“I have never been more optimistic regarding the future possibilities of the India-U.S. relationship,” said U.S. Deputy Secretary of State Stephen Biegun at the U.S.-India forum.
The U.S.-India relationship covers many areas, including among others, defense and security cooperation, mutual law enforcement support, trade and investment ties, energy partnership, and scientific and technological collaboration. Of particular significance, are the joint efforts by American and Indian universities and companies to conduct coronavirus vaccine trials.

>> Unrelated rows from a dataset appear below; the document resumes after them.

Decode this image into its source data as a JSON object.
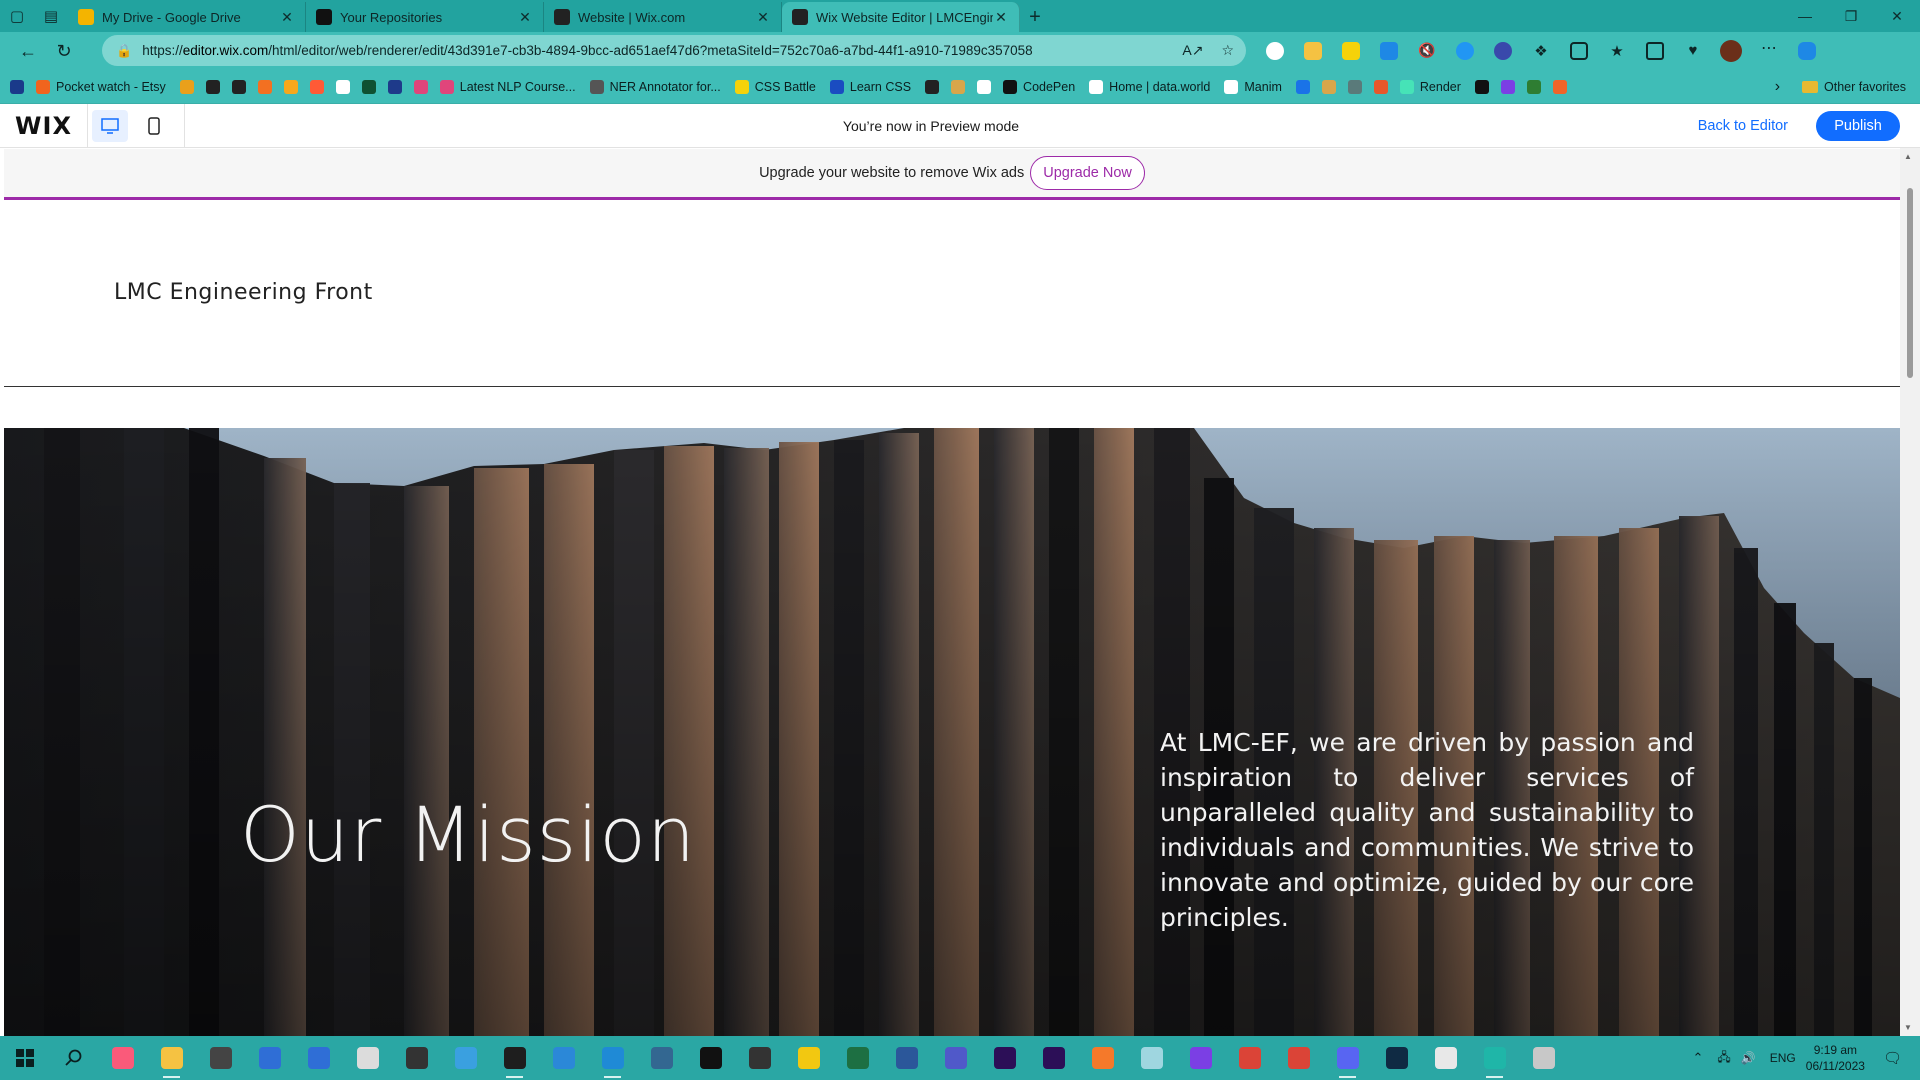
{
  "browser": {
    "tabs": [
      {
        "title": "My Drive - Google Drive",
        "favicon": "google-drive-icon",
        "color": "#f4b400",
        "active": false
      },
      {
        "title": "Your Repositories",
        "favicon": "github-icon",
        "color": "#111111",
        "active": false
      },
      {
        "title": "Website | Wix.com",
        "favicon": "wix-icon",
        "color": "#222222",
        "active": false
      },
      {
        "title": "Wix Website Editor | LMCEngine",
        "favicon": "wix-icon",
        "color": "#222222",
        "active": true
      }
    ],
    "url_prefix": "https://",
    "url_host": "editor.wix.com",
    "url_rest": "/html/editor/web/renderer/edit/43d391e7-cb3b-4894-9bcc-ad651aef47d6?metaSiteId=752c70a6-a7bd-44f1-a910-71989c357058",
    "bookmarks": [
      {
        "label": "Pocket watch - Etsy",
        "color": "#f1641e"
      },
      {
        "label": "",
        "color": "#e9a01b"
      },
      {
        "label": "",
        "color": "#222222"
      },
      {
        "label": "",
        "color": "#222222"
      },
      {
        "label": "",
        "color": "#f37021"
      },
      {
        "label": "",
        "color": "#f7a81b"
      },
      {
        "label": "",
        "color": "#ff5a36"
      },
      {
        "label": "",
        "color": "#ffffff"
      },
      {
        "label": "",
        "color": "#0f5132"
      },
      {
        "label": "",
        "color": "#1e3a8a"
      },
      {
        "label": "",
        "color": "#e0457b"
      },
      {
        "label": "Latest NLP Course...",
        "color": "#e0457b"
      },
      {
        "label": "NER Annotator for...",
        "color": "#555555"
      },
      {
        "label": "CSS Battle",
        "color": "#f5d20a"
      },
      {
        "label": "Learn CSS",
        "color": "#1a4cc1"
      },
      {
        "label": "",
        "color": "#222222"
      },
      {
        "label": "",
        "color": "#d8a64a"
      },
      {
        "label": "",
        "color": "#ffffff"
      },
      {
        "label": "CodePen",
        "color": "#111111"
      },
      {
        "label": "Home | data.world",
        "color": "#ffffff"
      },
      {
        "label": "Manim",
        "color": "#ffffff"
      },
      {
        "label": "",
        "color": "#1a73e8"
      },
      {
        "label": "",
        "color": "#d8a64a"
      },
      {
        "label": "",
        "color": "#5a7a7a"
      },
      {
        "label": "",
        "color": "#e8572b"
      },
      {
        "label": "Render",
        "color": "#46e3b7"
      },
      {
        "label": "",
        "color": "#111111"
      },
      {
        "label": "",
        "color": "#7b3fe4"
      },
      {
        "label": "",
        "color": "#2e7d32"
      },
      {
        "label": "",
        "color": "#f06529"
      }
    ],
    "other_favorites": "Other favorites"
  },
  "editor": {
    "logo": "WIX",
    "preview_message": "You’re now in Preview mode",
    "back_to_editor": "Back to Editor",
    "publish": "Publish",
    "ad_text": "Upgrade your website to remove Wix ads",
    "upgrade_button": "Upgrade Now"
  },
  "site": {
    "title": "LMC Engineering Front",
    "hero_heading": "Our Mission",
    "hero_text": "At LMC-EF, we are driven by passion and inspiration to deliver services of unparalleled quality and sustainability to individuals and communities. We strive to innovate and optimize, guided by our core principles."
  },
  "taskbar": {
    "apps": [
      {
        "name": "itunes-icon",
        "color": "#fa5a7a"
      },
      {
        "name": "file-explorer-icon",
        "color": "#f5c242",
        "running": true
      },
      {
        "name": "calculator-icon",
        "color": "#444444"
      },
      {
        "name": "app-blue-icon",
        "color": "#2f6ed6"
      },
      {
        "name": "app-people-icon",
        "color": "#2f6ed6"
      },
      {
        "name": "app-cloud-icon",
        "color": "#dcdcdc"
      },
      {
        "name": "settings-icon",
        "color": "#333333"
      },
      {
        "name": "app-photo-icon",
        "color": "#3aa0e0"
      },
      {
        "name": "terminal-icon",
        "color": "#1e1e1e",
        "running": true
      },
      {
        "name": "app-refresh-icon",
        "color": "#2b88d8"
      },
      {
        "name": "vscode-icon",
        "color": "#1f8ad6",
        "running": true
      },
      {
        "name": "postgres-icon",
        "color": "#336791"
      },
      {
        "name": "notion-icon",
        "color": "#111111"
      },
      {
        "name": "arrow-app-icon",
        "color": "#333333"
      },
      {
        "name": "powerbi-icon",
        "color": "#f2c811"
      },
      {
        "name": "excel-icon",
        "color": "#1d6f42"
      },
      {
        "name": "word-icon",
        "color": "#2b579a"
      },
      {
        "name": "teams-icon",
        "color": "#5059c9"
      },
      {
        "name": "after-effects-icon",
        "color": "#2c0f57"
      },
      {
        "name": "premiere-icon",
        "color": "#2c0f57"
      },
      {
        "name": "blender-icon",
        "color": "#f5792a"
      },
      {
        "name": "app-draw-icon",
        "color": "#9fd6e0"
      },
      {
        "name": "messenger-icon",
        "color": "#7b3fe4"
      },
      {
        "name": "chrome-icon",
        "color": "#db4437"
      },
      {
        "name": "chrome-alt-icon",
        "color": "#db4437"
      },
      {
        "name": "discord-icon",
        "color": "#5865f2",
        "running": true
      },
      {
        "name": "photoshop-icon",
        "color": "#0f2a43"
      },
      {
        "name": "app-mesh-icon",
        "color": "#e8e8e8"
      },
      {
        "name": "edge-icon",
        "color": "#1fb6a8",
        "running": true
      },
      {
        "name": "app-paint-icon",
        "color": "#c8c8c8"
      }
    ],
    "language": "ENG",
    "time": "9:19 am",
    "date": "06/11/2023"
  }
}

Deputy Secretary Biegun expressed the need for updated security alliances in the Indo-Pacific region. “The United States cannot assume that a global post-WWII alliance structure, designed to address the challenges and threats of the Cold War, can endure without rejuvenation,” said Deputy Secretary Biegun. “To sustain the free and open order, our strategic relationships need to reflect the geopolitical realities of today and tomorrow.”
Under an updated security partnership, nations like “India wouldseek to provide for their own defense,” explained Deputy Secretary Biegun. In this context, the United States is looking for ways to empower India’s ability to defend its own sovereignty and democracy and to advance Indian interests, across the Indo-Pacific region.
The United States and India, together with Japan and Australia, are four democratic anchors in an Indo-Pacific, sharing values as well as common interests. “Together, we stand for a pluralistic vision that will ensure that our countries, and all the region’s diverse countries, can thrive as sovereign and prosperous nations in a free and open Indo-Pacific,” said Deputy Secretary Biegun.
But he warned that “this vision is not a foregone conclusion,” in light of China’s aggressive tactics in the region. The threat posed by China “will require cooperation — bilaterally (with India) and with others — to build up the security of nations in the Indo-Pacific,” said Deputy Secretary Biegun.
The United States has already begun to increase foreign military sales and intelligence sharing with India. But there is more to be done, including strengthening India’s ability to defend itself by promoting interoperability among both militaries through regular exercises and exchanges, common defense platforms, and co-development.
“Our two nations are destined for great things,” declared Deputy Secretary Biegun. “It is up to us to accelerate the momentum.”